- 4/23/2014 3:22:07 PM
Replying to eafpres about baseline at 0, I normally agree with you, but in the case of credit scores isn't the baseline somewhere way above 0? Aren't credit scores in fact, over-inflated and therefore this is an exception to this rule? Another I would argue would be car prices; why would you need ot show the baseline at $0 ever for car prices? The baeline needs to be relevant, consistent and comparable I would argue.
- by BethSchultz, Blogger
- 4/21/2013 9:48:17 PM
@shehan. I haven't tried it myself, but have heard good things about it from a user I interviewed at a food company quite some time ago: IPad Dashboard Spices Up Food Maker's BI Strategy
- by shehan, Prospector
- 4/20/2013 9:36:09 AM
@Beth – It's always nice to see visual data on all colors in presentations and reports than the traditional data legends. Have you had a chance to try Qlikview, I think it's one of the best when it comes to representing information graphically.
- by Jenny Rankin, Prospector
- 4/11/2013 12:37:09 PM
Thanks - I really enjoyed this! Though there are differences (e.g., veering from the norms of other displays), there is much crossover between data visualization tips and the best practices for data being presented to educators (avoid legends, maintain credibility, etc. - www.overthecounterdata.com/otcd ). In both areas, tools like your tips that get people talking about the importance of design are so important.
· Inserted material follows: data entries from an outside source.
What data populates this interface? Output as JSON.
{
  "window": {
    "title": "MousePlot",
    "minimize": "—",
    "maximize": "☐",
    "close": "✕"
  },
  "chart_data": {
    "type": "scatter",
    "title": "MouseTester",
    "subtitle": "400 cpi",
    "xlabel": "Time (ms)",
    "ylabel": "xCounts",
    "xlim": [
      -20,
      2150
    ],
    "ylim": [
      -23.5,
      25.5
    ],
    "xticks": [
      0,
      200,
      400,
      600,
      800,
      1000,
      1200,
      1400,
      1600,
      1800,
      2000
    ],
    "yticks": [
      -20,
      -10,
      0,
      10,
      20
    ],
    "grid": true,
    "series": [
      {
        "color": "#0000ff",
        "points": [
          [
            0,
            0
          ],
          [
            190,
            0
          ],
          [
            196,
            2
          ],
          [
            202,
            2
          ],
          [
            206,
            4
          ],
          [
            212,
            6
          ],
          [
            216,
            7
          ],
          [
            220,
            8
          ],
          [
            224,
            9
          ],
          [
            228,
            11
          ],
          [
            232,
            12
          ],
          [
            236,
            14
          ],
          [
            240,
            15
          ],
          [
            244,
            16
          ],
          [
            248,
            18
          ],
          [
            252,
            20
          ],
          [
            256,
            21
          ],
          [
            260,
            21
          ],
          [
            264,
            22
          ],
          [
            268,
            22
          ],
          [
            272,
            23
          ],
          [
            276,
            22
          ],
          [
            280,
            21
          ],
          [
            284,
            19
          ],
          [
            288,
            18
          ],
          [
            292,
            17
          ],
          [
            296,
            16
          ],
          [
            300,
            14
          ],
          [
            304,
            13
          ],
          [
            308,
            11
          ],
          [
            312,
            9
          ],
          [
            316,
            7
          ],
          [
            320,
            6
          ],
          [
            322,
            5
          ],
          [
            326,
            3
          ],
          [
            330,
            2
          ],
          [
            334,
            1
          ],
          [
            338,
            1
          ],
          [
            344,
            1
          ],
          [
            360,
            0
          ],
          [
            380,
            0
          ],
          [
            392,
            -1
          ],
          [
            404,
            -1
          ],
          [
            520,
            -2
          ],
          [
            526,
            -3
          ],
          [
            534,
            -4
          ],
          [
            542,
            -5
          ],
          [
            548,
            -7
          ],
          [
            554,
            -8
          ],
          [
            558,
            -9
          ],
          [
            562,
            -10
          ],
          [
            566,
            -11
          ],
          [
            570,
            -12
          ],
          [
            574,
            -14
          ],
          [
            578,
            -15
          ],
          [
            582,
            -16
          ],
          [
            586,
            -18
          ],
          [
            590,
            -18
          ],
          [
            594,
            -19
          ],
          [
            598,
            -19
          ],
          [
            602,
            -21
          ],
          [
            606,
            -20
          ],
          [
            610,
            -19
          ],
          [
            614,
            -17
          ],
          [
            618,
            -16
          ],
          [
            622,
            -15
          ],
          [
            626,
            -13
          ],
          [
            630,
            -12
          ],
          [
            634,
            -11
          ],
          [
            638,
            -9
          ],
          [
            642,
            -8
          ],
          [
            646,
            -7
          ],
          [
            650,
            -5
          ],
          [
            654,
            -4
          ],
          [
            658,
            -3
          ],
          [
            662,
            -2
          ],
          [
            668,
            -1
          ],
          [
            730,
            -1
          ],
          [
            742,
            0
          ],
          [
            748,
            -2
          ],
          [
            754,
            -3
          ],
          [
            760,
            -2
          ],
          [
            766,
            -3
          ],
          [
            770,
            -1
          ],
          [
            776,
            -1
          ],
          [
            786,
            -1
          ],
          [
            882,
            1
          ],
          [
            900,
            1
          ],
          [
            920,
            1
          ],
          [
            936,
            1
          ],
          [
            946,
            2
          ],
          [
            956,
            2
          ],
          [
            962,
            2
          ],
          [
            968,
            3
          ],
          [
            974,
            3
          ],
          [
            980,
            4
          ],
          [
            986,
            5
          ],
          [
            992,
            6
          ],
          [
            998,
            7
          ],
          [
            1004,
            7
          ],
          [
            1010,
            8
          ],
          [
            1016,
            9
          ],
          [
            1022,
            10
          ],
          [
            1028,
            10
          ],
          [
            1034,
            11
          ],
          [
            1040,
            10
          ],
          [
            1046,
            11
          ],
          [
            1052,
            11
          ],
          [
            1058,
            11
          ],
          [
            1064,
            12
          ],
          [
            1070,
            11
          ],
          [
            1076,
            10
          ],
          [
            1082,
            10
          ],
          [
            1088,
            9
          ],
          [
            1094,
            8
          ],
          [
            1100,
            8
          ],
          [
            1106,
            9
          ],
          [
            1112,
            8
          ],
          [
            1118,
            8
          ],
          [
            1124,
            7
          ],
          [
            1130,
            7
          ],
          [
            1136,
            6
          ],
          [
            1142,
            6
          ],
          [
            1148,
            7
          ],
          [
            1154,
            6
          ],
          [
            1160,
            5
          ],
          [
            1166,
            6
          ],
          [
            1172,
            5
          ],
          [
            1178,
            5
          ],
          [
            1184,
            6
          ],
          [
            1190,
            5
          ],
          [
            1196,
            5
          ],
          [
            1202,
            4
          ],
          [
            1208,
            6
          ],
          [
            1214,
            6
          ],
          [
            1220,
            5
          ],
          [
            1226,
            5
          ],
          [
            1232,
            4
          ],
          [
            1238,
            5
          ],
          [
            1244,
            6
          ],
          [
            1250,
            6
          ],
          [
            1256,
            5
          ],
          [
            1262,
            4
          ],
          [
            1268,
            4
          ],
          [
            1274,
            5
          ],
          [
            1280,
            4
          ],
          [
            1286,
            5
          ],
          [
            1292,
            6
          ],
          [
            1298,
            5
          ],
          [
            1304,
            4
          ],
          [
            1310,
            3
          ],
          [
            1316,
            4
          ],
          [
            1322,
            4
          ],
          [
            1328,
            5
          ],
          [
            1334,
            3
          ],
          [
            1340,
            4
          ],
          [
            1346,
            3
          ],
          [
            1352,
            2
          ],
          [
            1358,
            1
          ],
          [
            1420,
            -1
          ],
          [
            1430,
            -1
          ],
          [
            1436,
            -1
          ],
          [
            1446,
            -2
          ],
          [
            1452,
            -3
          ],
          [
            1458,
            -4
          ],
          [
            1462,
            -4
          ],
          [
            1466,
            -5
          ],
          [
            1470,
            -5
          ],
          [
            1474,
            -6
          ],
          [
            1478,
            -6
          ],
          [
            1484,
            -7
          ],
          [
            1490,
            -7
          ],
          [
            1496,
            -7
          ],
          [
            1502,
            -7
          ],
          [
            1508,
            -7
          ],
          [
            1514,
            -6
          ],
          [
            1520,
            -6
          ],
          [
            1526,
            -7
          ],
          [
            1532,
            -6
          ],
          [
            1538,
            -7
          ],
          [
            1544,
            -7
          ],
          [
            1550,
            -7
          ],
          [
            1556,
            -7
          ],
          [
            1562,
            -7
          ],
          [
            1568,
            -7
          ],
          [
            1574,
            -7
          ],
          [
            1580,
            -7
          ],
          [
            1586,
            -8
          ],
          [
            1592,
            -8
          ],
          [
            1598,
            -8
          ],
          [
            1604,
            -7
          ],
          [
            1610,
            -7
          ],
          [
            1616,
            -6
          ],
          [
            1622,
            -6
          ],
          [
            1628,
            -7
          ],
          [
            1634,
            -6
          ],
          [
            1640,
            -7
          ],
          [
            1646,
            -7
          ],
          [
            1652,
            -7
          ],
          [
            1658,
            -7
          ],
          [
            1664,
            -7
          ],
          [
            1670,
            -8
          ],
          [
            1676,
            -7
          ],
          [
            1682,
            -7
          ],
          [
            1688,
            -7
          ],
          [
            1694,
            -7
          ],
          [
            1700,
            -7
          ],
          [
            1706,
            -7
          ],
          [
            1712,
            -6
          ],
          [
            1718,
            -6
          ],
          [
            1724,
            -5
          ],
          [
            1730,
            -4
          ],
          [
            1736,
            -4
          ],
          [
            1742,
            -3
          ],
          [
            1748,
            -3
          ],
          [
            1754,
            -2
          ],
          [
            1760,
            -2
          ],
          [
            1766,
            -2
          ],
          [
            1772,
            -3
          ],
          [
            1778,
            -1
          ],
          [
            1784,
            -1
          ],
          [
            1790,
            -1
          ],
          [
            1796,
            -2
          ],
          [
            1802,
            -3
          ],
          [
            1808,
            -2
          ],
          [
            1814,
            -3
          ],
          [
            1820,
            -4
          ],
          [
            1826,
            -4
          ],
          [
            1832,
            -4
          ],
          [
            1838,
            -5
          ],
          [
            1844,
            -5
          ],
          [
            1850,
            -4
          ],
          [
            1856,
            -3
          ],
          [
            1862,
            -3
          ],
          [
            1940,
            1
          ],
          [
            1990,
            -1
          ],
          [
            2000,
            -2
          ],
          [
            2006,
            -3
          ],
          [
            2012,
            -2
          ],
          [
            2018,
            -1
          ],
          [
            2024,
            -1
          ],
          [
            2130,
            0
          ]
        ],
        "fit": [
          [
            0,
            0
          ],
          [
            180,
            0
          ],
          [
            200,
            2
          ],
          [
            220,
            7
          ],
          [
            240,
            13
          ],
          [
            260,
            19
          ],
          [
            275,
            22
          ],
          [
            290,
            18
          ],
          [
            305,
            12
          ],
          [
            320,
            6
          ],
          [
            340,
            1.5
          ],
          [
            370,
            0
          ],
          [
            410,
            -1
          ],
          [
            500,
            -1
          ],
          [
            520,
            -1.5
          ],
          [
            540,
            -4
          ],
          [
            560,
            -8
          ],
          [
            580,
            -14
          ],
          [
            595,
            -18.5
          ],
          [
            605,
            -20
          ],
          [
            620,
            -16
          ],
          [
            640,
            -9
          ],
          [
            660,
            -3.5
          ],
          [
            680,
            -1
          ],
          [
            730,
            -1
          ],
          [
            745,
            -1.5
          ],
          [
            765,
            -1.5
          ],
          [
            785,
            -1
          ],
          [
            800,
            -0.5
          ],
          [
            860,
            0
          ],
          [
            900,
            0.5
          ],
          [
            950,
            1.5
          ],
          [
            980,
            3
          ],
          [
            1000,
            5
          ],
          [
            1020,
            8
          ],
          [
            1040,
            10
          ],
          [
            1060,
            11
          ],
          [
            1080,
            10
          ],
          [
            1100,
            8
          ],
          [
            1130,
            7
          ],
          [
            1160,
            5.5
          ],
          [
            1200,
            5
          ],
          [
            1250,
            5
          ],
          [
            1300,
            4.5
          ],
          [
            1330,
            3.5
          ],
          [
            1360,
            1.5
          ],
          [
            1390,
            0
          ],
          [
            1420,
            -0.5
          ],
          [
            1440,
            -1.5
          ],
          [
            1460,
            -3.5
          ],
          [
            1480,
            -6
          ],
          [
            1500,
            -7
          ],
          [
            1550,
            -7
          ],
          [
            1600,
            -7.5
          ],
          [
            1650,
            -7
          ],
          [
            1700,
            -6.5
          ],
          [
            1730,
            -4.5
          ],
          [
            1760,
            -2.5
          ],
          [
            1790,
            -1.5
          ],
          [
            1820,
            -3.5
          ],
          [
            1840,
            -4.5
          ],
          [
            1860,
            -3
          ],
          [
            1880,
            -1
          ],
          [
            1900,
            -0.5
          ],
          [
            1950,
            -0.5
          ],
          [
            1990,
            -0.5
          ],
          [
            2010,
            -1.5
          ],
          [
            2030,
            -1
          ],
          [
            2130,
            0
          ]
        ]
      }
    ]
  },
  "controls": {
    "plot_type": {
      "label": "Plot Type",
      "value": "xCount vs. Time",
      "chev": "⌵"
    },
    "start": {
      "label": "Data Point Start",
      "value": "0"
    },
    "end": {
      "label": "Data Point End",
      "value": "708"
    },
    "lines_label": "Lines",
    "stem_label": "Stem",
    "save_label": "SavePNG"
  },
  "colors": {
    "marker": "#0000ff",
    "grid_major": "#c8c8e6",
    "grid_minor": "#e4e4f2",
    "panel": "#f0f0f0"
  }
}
The more people realize the importance of design, the better for everyone seeking to understand the data being presented. Thanks again! :-)